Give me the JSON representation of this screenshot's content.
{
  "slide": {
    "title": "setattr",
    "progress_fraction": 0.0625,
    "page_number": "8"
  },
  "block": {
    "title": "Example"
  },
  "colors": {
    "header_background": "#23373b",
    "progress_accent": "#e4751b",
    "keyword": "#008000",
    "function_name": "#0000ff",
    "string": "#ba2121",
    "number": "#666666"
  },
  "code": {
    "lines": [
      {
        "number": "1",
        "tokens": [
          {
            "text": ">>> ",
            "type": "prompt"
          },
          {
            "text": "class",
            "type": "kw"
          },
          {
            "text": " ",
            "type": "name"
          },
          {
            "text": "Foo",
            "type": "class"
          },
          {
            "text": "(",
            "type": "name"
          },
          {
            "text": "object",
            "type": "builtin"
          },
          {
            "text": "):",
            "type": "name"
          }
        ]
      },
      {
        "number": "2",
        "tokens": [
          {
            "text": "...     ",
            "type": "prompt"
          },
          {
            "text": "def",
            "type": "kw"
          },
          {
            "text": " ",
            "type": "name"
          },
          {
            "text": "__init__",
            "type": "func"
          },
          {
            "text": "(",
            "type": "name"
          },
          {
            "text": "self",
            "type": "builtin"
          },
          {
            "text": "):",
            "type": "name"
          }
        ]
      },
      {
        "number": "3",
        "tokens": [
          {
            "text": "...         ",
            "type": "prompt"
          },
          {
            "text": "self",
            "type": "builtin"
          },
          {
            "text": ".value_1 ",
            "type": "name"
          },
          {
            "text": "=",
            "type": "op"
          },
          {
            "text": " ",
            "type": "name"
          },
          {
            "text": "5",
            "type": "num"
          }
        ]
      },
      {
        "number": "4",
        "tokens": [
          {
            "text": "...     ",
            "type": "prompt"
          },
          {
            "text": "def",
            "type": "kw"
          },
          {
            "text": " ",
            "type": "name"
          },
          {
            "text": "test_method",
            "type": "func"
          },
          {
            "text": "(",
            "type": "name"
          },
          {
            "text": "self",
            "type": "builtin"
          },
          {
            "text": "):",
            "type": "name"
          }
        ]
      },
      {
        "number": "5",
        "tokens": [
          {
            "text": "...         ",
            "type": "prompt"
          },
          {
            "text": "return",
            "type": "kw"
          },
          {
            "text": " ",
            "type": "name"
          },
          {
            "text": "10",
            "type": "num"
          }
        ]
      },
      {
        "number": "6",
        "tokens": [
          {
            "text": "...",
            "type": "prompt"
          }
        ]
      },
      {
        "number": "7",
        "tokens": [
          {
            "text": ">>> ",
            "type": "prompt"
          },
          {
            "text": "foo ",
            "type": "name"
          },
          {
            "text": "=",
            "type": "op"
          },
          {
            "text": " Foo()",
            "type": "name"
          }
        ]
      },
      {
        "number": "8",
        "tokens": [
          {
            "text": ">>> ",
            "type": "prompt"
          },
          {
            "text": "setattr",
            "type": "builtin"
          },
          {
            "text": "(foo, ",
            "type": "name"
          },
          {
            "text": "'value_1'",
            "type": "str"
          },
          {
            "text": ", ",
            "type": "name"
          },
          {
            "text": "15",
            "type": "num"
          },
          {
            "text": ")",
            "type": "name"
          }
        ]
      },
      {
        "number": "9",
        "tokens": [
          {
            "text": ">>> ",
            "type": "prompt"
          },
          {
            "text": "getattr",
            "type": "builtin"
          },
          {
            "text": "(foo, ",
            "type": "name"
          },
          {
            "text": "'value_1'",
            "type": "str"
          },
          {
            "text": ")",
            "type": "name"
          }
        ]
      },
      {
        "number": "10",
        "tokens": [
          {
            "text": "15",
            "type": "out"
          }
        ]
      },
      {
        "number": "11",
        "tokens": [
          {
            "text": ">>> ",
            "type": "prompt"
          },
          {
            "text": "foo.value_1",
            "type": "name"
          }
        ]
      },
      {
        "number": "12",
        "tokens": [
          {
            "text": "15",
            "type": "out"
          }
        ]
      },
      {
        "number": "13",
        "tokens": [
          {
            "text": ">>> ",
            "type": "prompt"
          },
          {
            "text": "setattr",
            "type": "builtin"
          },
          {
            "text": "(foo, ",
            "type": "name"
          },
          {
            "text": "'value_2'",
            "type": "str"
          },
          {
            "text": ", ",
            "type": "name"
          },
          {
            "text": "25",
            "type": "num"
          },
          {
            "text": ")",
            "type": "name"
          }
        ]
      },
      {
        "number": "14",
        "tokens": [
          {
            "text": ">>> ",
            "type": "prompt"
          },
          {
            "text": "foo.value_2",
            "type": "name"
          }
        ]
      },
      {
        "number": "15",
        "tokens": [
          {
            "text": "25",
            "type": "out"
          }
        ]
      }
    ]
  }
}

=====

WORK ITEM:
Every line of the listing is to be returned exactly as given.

ANSWER TO THE EXERCISE:
Give me the JSON representation of this screenshot's content.
{
  "slide": {
    "title": "setattr",
    "progress_fraction": 0.0625,
    "page_number": "8"
  },
  "block": {
    "title": "Example"
  },
  "colors": {
    "header_background": "#23373b",
    "progress_accent": "#e4751b",
    "keyword": "#008000",
    "function_name": "#0000ff",
    "string": "#ba2121",
    "number": "#666666"
  },
  "code": {
    "lines": [
      {
        "number": "1",
        "tokens": [
          {
            "text": ">>> ",
            "type": "prompt"
          },
          {
            "text": "class",
            "type": "kw"
          },
          {
            "text": " ",
            "type": "name"
          },
          {
            "text": "Foo",
            "type": "class"
          },
          {
            "text": "(",
            "type": "name"
          },
          {
            "text": "object",
            "type": "builtin"
          },
          {
            "text": "):",
            "type": "name"
          }
        ]
      },
      {
        "number": "2",
        "tokens": [
          {
            "text": "...     ",
            "type": "prompt"
          },
          {
            "text": "def",
            "type": "kw"
          },
          {
            "text": " ",
            "type": "name"
          },
          {
            "text": "__init__",
            "type": "func"
          },
          {
            "text": "(",
            "type": "name"
          },
          {
            "text": "self",
            "type": "builtin"
          },
          {
            "text": "):",
            "type": "name"
          }
        ]
      },
      {
        "number": "3",
        "tokens": [
          {
            "text": "...         ",
            "type": "prompt"
          },
          {
            "text": "self",
            "type": "builtin"
          },
          {
            "text": ".value_1 ",
            "type": "name"
          },
          {
            "text": "=",
            "type": "op"
          },
          {
            "text": " ",
            "type": "name"
          },
          {
            "text": "5",
            "type": "num"
          }
        ]
      },
      {
        "number": "4",
        "tokens": [
          {
            "text": "...     ",
            "type": "prompt"
          },
          {
            "text": "def",
            "type": "kw"
          },
          {
            "text": " ",
            "type": "name"
          },
          {
            "text": "test_method",
            "type": "func"
          },
          {
            "text": "(",
            "type": "name"
          },
          {
            "text": "self",
            "type": "builtin"
          },
          {
            "text": "):",
            "type": "name"
          }
        ]
      },
      {
        "number": "5",
        "tokens": [
          {
            "text": "...         ",
            "type": "prompt"
          },
          {
            "text": "return",
            "type": "kw"
          },
          {
            "text": " ",
            "type": "name"
          },
          {
            "text": "10",
            "type": "num"
          }
        ]
      },
      {
        "number": "6",
        "tokens": [
          {
            "text": "...",
            "type": "prompt"
          }
        ]
      },
      {
        "number": "7",
        "tokens": [
          {
            "text": ">>> ",
            "type": "prompt"
          },
          {
            "text": "foo ",
            "type": "name"
          },
          {
            "text": "=",
            "type": "op"
          },
          {
            "text": " Foo()",
            "type": "name"
          }
        ]
      },
      {
        "number": "8",
        "tokens": [
          {
            "text": ">>> ",
            "type": "prompt"
          },
          {
            "text": "setattr",
            "type": "builtin"
          },
          {
            "text": "(foo, ",
            "type": "name"
          },
          {
            "text": "'value_1'",
            "type": "str"
          },
          {
            "text": ", ",
            "type": "name"
          },
          {
            "text": "15",
            "type": "num"
          },
          {
            "text": ")",
            "type": "name"
          }
        ]
      },
      {
        "number": "9",
        "tokens": [
          {
            "text": ">>> ",
            "type": "prompt"
          },
          {
            "text": "getattr",
            "type": "builtin"
          },
          {
            "text": "(foo, ",
            "type": "name"
          },
          {
            "text": "'value_1'",
            "type": "str"
          },
          {
            "text": ")",
            "type": "name"
          }
        ]
      },
      {
        "number": "10",
        "tokens": [
          {
            "text": "15",
            "type": "out"
          }
        ]
      },
      {
        "number": "11",
        "tokens": [
          {
            "text": ">>> ",
            "type": "prompt"
          },
          {
            "text": "foo.value_1",
            "type": "name"
          }
        ]
      },
      {
        "number": "12",
        "tokens": [
          {
            "text": "15",
            "type": "out"
          }
        ]
      },
      {
        "number": "13",
        "tokens": [
          {
            "text": ">>> ",
            "type": "prompt"
          },
          {
            "text": "setattr",
            "type": "builtin"
          },
          {
            "text": "(foo, ",
            "type": "name"
          },
          {
            "text": "'value_2'",
            "type": "str"
          },
          {
            "text": ", ",
            "type": "name"
          },
          {
            "text": "25",
            "type": "num"
          },
          {
            "text": ")",
            "type": "name"
          }
        ]
      },
      {
        "number": "14",
        "tokens": [
          {
            "text": ">>> ",
            "type": "prompt"
          },
          {
            "text": "foo.value_2",
            "type": "name"
          }
        ]
      },
      {
        "number": "15",
        "tokens": [
          {
            "text": "25",
            "type": "out"
          }
        ]
      }
    ]
  }
}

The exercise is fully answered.